I have to admit that there are a few more things I just don't understand. For example, the U. S. unemployment rate is over 15%, yet the stock markets are near record highs. It's not just stocks. CNBC recently reported that banks are taking in record deposits -- an increase of over $2 trillion in the last six months -- and the savings rate among Americans recently hit 33% of income. I guess what we need is . . . more unemployment?
Also, I marvel in our age of super-fast electronics. You don't even have to go to the bank to deposit a check. You can do it on your phone. And when was the last time you even used a check anyway? Yet even with the high unemployment rate there is one job category that's expanding -- couriers and messengers. I thought couriers and messengers went out with the Civil War. But according to the U. S. Labor Department there are now 904,000 Americans employed as couriers and messengers, up from 859,000 in January. Go figure.
Something else I don't understand. In April there were roughly 30,000 new cases of Covid-19 per day. Victims were flooding hospitals. People were panicked. They stayed home as schools were shut down and stores and restaurants were closed. Roads were empty of traffic. Only essential places like supermarkets and pharmacies were allowed to stay open.
Now, today, new cases of Covid-19 are over 50,000 a day. Almost twice as many as April. Hospitals are still crowded; the death toll mounts. Yet the stores are open (yes, with restrictions). The restaurants are crowded. Traffic is back to normal. People are having parties. What am I missing?
Like I said, all this just adds to what I've already admitted in that previous post Things I Just Don't Understand.
The polls only bring more confusion. Something like 40% of Americans approve of our current president. About 55% disapprove. But Congress scores even worse. Only about 20% of Americans approve of Congress. Yet where do the political parties go to find new presidential candidates? To the one place even less popular than the presidency -- Congress (i.e Gabbard, Gillibrand, Booker, Harris, Warren, Sanders -- and remember, before that, Cruz, Rubio, etc.).
I admit I thought a few of those candidates were okay. But don't you think it would be better to look elsewhere? Doctors, dentists, engineers, teachers, firefighters, accountants and nurses all enjoy higher approval ratings than politicians.

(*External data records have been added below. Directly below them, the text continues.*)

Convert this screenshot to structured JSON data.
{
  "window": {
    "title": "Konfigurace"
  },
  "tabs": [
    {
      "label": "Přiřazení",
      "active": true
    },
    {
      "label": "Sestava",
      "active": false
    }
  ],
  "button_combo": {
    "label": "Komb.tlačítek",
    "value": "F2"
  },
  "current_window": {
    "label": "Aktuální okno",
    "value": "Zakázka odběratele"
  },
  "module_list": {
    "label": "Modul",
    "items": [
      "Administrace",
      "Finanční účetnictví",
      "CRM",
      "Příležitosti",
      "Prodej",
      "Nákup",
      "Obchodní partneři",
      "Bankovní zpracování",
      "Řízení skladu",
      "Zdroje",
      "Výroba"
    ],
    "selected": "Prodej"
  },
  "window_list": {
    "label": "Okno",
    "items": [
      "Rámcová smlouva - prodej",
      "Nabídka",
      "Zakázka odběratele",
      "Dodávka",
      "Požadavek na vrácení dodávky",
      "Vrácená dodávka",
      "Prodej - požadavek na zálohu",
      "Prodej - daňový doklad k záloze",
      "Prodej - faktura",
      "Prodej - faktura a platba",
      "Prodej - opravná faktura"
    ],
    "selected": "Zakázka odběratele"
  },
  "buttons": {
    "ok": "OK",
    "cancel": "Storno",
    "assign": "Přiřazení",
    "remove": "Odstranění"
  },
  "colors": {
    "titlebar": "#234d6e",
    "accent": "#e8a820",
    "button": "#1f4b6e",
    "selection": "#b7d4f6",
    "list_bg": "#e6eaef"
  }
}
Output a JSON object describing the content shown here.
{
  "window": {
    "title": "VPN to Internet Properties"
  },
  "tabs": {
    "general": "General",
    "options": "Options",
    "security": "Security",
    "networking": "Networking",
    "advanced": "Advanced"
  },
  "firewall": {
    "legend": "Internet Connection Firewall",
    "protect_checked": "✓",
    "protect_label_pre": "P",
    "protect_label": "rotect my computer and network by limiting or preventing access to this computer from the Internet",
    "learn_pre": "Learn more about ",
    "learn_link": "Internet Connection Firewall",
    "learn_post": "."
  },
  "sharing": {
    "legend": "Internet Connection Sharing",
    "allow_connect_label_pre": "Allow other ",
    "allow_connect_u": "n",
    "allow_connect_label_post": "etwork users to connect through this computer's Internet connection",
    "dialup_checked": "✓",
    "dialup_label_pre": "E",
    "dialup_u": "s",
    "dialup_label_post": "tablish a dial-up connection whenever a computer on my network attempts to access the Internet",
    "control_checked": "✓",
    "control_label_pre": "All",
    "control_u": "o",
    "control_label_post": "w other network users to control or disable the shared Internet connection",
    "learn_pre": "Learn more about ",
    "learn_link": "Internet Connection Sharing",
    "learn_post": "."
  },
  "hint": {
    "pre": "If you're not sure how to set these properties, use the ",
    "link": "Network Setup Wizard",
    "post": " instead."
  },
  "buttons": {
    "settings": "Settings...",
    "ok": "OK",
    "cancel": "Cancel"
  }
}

Well, we did turn to a real-estate developer once. Didn't work out too well. Meanwhile, I couldn't find any data on approval ratings for former vice presidents. But I'd guess they do okay. After all, for the most part they're unobjectionable.
One last thing. When pollsters ask people if they approve of the direction of the country, only about 25% now say it's going in "the right direction." Over 60% say our country is on "the wrong track."
Say what you want about the now-uncool Bill Clinton, and George Bush the first before him, but according to the polls the last time a majority of Americans agreed the country was going in "the right direction" was back in the 1990s. Is there anything to be learned from that?